** MATERIAL FOR THIS TASK follows **
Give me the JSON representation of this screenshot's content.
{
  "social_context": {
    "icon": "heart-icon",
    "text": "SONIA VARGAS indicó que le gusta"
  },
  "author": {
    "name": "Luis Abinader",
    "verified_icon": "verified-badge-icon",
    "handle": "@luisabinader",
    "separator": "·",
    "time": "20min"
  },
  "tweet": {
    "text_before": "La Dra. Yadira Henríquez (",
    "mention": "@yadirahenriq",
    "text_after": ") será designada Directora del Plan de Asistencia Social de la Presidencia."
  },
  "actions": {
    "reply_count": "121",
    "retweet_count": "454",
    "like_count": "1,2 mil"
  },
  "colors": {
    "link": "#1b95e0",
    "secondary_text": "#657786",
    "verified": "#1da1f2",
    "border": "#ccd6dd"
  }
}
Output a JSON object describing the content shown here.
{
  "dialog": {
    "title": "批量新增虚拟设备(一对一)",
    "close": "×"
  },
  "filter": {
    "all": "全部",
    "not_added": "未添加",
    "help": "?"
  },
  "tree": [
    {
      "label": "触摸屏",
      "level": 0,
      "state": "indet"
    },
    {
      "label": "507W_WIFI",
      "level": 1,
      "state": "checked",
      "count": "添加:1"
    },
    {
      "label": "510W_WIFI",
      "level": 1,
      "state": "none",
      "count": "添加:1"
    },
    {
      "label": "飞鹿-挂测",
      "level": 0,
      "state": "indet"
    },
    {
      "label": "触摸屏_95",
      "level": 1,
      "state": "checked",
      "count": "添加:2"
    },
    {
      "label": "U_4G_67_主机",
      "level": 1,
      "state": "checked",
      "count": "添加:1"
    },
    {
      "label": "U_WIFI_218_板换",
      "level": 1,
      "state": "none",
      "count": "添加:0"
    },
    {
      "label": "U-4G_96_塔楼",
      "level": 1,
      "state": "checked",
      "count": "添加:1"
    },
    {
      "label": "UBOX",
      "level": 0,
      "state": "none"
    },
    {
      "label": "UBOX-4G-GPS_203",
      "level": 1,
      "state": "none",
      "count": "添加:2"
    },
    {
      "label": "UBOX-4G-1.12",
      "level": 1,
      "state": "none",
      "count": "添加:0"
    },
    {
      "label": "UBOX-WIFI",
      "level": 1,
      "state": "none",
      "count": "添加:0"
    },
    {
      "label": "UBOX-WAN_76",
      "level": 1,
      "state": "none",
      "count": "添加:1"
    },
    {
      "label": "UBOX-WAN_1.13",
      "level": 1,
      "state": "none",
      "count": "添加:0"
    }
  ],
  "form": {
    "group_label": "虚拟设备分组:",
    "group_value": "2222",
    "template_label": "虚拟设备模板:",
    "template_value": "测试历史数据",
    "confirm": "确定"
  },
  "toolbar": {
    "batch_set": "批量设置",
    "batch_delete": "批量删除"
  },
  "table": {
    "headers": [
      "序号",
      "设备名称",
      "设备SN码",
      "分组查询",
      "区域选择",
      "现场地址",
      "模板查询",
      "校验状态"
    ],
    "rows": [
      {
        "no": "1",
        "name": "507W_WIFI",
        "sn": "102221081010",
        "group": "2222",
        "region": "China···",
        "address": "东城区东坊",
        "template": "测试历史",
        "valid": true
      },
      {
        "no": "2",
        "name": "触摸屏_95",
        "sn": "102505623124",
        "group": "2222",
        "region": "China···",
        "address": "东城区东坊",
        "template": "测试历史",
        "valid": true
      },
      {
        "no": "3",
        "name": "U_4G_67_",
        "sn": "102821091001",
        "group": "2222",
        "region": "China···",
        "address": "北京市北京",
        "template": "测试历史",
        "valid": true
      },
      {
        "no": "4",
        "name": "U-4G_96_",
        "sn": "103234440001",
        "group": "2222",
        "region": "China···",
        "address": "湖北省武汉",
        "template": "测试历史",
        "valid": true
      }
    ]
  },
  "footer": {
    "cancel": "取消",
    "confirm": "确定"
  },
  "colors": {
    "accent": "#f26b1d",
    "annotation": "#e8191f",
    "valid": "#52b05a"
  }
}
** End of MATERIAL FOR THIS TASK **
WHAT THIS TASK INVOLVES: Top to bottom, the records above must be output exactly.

OUTPUT BELOW:
Give me the JSON representation of this screenshot's content.
{
  "social_context": {
    "icon": "heart-icon",
    "text": "SONIA VARGAS indicó que le gusta"
  },
  "author": {
    "name": "Luis Abinader",
    "verified_icon": "verified-badge-icon",
    "handle": "@luisabinader",
    "separator": "·",
    "time": "20min"
  },
  "tweet": {
    "text_before": "La Dra. Yadira Henríquez (",
    "mention": "@yadirahenriq",
    "text_after": ") será designada Directora del Plan de Asistencia Social de la Presidencia."
  },
  "actions": {
    "reply_count": "121",
    "retweet_count": "454",
    "like_count": "1,2 mil"
  },
  "colors": {
    "link": "#1b95e0",
    "secondary_text": "#657786",
    "verified": "#1da1f2",
    "border": "#ccd6dd"
  }
}
Output a JSON object describing the content shown here.
{
  "dialog": {
    "title": "批量新增虚拟设备(一对一)",
    "close": "×"
  },
  "filter": {
    "all": "全部",
    "not_added": "未添加",
    "help": "?"
  },
  "tree": [
    {
      "label": "触摸屏",
      "level": 0,
      "state": "indet"
    },
    {
      "label": "507W_WIFI",
      "level": 1,
      "state": "checked",
      "count": "添加:1"
    },
    {
      "label": "510W_WIFI",
      "level": 1,
      "state": "none",
      "count": "添加:1"
    },
    {
      "label": "飞鹿-挂测",
      "level": 0,
      "state": "indet"
    },
    {
      "label": "触摸屏_95",
      "level": 1,
      "state": "checked",
      "count": "添加:2"
    },
    {
      "label": "U_4G_67_主机",
      "level": 1,
      "state": "checked",
      "count": "添加:1"
    },
    {
      "label": "U_WIFI_218_板换",
      "level": 1,
      "state": "none",
      "count": "添加:0"
    },
    {
      "label": "U-4G_96_塔楼",
      "level": 1,
      "state": "checked",
      "count": "添加:1"
    },
    {
      "label": "UBOX",
      "level": 0,
      "state": "none"
    },
    {
      "label": "UBOX-4G-GPS_203",
      "level": 1,
      "state": "none",
      "count": "添加:2"
    },
    {
      "label": "UBOX-4G-1.12",
      "level": 1,
      "state": "none",
      "count": "添加:0"
    },
    {
      "label": "UBOX-WIFI",
      "level": 1,
      "state": "none",
      "count": "添加:0"
    },
    {
      "label": "UBOX-WAN_76",
      "level": 1,
      "state": "none",
      "count": "添加:1"
    },
    {
      "label": "UBOX-WAN_1.13",
      "level": 1,
      "state": "none",
      "count": "添加:0"
    }
  ],
  "form": {
    "group_label": "虚拟设备分组:",
    "group_value": "2222",
    "template_label": "虚拟设备模板:",
    "template_value": "测试历史数据",
    "confirm": "确定"
  },
  "toolbar": {
    "batch_set": "批量设置",
    "batch_delete": "批量删除"
  },
  "table": {
    "headers": [
      "序号",
      "设备名称",
      "设备SN码",
      "分组查询",
      "区域选择",
      "现场地址",
      "模板查询",
      "校验状态"
    ],
    "rows": [
      {
        "no": "1",
        "name": "507W_WIFI",
        "sn": "102221081010",
        "group": "2222",
        "region": "China···",
        "address": "东城区东坊",
        "template": "测试历史",
        "valid": true
      },
      {
        "no": "2",
        "name": "触摸屏_95",
        "sn": "102505623124",
        "group": "2222",
        "region": "China···",
        "address": "东城区东坊",
        "template": "测试历史",
        "valid": true
      },
      {
        "no": "3",
        "name": "U_4G_67_",
        "sn": "102821091001",
        "group": "2222",
        "region": "China···",
        "address": "北京市北京",
        "template": "测试历史",
        "valid": true
      },
      {
        "no": "4",
        "name": "U-4G_96_",
        "sn": "103234440001",
        "group": "2222",
        "region": "China···",
        "address": "湖北省武汉",
        "template": "测试历史",
        "valid": true
      }
    ]
  },
  "footer": {
    "cancel": "取消",
    "confirm": "确定"
  },
  "colors": {
    "accent": "#f26b1d",
    "annotation": "#e8191f",
    "valid": "#52b05a"
  }
}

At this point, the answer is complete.